WORK ORDER:
Within these entries, which lines include the string "image"? Copy each one.

MATERIAL PROVIDED:

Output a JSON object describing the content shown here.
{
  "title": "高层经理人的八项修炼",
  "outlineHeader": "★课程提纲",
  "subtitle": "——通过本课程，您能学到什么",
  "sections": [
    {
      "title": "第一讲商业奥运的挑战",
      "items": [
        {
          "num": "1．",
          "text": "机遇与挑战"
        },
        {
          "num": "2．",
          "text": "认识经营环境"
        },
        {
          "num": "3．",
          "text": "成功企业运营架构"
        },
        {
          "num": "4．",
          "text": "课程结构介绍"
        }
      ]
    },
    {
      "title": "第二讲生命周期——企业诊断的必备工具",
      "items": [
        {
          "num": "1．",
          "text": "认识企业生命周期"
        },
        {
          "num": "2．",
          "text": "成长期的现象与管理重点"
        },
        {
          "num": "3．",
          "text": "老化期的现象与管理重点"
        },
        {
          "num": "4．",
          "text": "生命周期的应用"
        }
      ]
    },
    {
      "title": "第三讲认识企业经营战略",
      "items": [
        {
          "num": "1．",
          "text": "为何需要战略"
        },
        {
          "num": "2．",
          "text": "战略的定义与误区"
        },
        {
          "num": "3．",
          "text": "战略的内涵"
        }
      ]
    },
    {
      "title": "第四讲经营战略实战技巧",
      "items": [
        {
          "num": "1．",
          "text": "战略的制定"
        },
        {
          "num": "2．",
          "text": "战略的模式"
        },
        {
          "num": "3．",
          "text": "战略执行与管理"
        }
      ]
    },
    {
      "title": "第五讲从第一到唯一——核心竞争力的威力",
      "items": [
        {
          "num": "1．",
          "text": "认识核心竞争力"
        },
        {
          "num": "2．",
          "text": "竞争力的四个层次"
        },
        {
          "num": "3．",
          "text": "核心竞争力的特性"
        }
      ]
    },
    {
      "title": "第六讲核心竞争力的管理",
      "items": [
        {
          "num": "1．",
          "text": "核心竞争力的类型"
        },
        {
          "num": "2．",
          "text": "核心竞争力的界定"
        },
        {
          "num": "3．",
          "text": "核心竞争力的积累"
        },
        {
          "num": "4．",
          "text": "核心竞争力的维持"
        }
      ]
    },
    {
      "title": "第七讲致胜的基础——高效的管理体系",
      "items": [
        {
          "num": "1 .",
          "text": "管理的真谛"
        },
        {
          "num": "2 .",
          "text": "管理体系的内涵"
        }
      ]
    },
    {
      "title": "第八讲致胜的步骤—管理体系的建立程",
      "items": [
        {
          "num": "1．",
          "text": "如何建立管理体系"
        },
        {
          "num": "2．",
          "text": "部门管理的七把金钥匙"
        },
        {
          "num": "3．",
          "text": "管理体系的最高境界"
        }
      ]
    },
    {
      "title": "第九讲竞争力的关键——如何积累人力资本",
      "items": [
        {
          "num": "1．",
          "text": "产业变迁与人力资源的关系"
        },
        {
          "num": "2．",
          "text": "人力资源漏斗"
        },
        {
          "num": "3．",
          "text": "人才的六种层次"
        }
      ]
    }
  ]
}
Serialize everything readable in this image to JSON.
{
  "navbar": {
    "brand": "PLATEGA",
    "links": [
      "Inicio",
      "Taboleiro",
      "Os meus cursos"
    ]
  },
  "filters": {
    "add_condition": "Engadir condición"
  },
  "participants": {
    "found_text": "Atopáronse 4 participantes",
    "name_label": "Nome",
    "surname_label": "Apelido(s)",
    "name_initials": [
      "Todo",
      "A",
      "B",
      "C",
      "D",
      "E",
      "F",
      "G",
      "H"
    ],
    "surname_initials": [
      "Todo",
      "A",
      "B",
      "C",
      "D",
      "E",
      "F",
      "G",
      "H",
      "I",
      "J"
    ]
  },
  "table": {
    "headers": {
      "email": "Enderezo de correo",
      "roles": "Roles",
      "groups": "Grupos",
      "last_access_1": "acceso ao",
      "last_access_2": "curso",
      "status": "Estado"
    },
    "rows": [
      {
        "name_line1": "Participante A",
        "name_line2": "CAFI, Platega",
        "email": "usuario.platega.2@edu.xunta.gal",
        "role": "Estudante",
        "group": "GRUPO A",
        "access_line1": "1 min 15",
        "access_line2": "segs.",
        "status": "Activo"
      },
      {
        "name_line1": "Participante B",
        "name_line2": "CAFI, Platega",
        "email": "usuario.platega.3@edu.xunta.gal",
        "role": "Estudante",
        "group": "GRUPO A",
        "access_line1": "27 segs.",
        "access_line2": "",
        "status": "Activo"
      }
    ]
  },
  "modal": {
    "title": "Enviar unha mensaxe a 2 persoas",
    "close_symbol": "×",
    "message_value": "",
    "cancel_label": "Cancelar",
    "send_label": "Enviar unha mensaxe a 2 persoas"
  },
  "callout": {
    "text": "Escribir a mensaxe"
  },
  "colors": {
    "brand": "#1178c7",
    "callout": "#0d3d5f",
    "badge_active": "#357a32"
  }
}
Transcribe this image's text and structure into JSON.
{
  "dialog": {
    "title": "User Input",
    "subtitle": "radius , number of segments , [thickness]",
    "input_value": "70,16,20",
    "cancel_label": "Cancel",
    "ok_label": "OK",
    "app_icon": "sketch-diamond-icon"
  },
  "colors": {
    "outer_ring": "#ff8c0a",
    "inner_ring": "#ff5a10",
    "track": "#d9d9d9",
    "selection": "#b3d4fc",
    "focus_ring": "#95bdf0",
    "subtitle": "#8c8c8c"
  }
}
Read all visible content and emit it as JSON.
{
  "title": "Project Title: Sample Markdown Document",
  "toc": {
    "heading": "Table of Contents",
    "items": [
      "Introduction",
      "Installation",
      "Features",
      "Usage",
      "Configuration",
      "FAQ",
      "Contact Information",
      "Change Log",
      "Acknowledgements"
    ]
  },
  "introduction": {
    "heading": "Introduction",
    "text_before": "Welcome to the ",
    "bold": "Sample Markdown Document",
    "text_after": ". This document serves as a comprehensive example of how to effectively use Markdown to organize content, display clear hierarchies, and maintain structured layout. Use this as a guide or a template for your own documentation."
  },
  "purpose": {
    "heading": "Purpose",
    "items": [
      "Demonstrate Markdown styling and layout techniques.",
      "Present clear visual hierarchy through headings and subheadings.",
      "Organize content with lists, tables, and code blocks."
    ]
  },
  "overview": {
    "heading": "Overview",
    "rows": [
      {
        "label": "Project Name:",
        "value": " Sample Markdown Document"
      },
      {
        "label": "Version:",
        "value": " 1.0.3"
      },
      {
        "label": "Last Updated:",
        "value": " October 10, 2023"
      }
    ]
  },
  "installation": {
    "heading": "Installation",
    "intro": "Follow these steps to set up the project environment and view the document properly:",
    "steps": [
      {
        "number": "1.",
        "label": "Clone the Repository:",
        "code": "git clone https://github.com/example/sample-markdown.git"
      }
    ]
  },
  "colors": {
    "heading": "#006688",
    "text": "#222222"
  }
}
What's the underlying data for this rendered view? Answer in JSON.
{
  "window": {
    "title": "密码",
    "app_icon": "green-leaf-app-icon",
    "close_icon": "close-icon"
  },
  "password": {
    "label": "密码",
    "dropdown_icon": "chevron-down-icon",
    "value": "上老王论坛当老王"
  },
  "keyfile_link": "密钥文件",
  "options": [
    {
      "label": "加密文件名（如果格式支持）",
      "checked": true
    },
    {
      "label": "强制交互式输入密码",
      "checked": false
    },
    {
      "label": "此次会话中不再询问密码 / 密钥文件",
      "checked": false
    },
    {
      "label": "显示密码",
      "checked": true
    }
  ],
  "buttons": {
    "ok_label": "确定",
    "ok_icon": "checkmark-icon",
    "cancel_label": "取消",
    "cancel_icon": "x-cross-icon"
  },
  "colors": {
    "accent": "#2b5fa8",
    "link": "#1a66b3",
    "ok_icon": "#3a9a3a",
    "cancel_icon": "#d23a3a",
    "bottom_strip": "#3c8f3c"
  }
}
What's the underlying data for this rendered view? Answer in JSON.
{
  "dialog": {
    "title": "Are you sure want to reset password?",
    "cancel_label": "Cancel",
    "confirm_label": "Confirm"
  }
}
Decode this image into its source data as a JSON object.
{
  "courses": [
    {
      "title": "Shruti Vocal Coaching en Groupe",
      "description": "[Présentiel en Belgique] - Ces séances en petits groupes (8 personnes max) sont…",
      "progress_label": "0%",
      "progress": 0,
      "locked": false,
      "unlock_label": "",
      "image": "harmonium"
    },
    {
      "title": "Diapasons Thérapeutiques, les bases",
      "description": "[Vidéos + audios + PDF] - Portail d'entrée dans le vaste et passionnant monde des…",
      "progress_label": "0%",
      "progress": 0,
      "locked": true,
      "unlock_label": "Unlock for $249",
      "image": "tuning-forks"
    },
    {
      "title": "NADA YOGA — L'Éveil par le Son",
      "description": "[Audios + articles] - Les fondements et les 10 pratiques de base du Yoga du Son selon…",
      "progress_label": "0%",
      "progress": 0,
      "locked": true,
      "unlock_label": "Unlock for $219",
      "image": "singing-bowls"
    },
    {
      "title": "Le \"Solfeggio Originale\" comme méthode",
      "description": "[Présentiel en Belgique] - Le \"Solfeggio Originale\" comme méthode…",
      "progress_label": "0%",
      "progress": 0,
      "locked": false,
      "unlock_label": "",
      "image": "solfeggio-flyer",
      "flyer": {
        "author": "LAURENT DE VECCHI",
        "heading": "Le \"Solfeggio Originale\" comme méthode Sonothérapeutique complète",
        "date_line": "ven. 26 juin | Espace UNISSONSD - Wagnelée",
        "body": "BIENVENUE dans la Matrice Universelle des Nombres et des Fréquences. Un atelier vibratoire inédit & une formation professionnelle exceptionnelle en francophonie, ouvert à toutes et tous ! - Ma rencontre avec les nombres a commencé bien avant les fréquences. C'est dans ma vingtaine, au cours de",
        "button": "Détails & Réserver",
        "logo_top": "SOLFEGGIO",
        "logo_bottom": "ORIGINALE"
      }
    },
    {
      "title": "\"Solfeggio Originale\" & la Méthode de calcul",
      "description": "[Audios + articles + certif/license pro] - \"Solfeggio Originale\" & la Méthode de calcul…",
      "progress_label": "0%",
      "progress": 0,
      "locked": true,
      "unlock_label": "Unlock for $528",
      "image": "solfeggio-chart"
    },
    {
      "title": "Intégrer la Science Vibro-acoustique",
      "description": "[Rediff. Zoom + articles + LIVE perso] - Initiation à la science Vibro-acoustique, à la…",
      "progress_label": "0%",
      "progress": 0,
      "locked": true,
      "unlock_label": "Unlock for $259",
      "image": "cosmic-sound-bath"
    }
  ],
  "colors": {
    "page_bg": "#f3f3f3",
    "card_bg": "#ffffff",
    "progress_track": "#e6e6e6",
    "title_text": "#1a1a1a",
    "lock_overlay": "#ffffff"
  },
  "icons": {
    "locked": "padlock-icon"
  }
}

PROBLEM SOLUTION:
Serialize everything readable in this image to JSON.
Transcribe this image's text and structure into JSON.
Decode this image into its source data as a JSON object.
      "image": "harmonium"
      "image": "tuning-forks"
      "image": "singing-bowls"
      "image": "solfeggio-flyer",
      "image": "solfeggio-chart"
      "image": "cosmic-sound-bath"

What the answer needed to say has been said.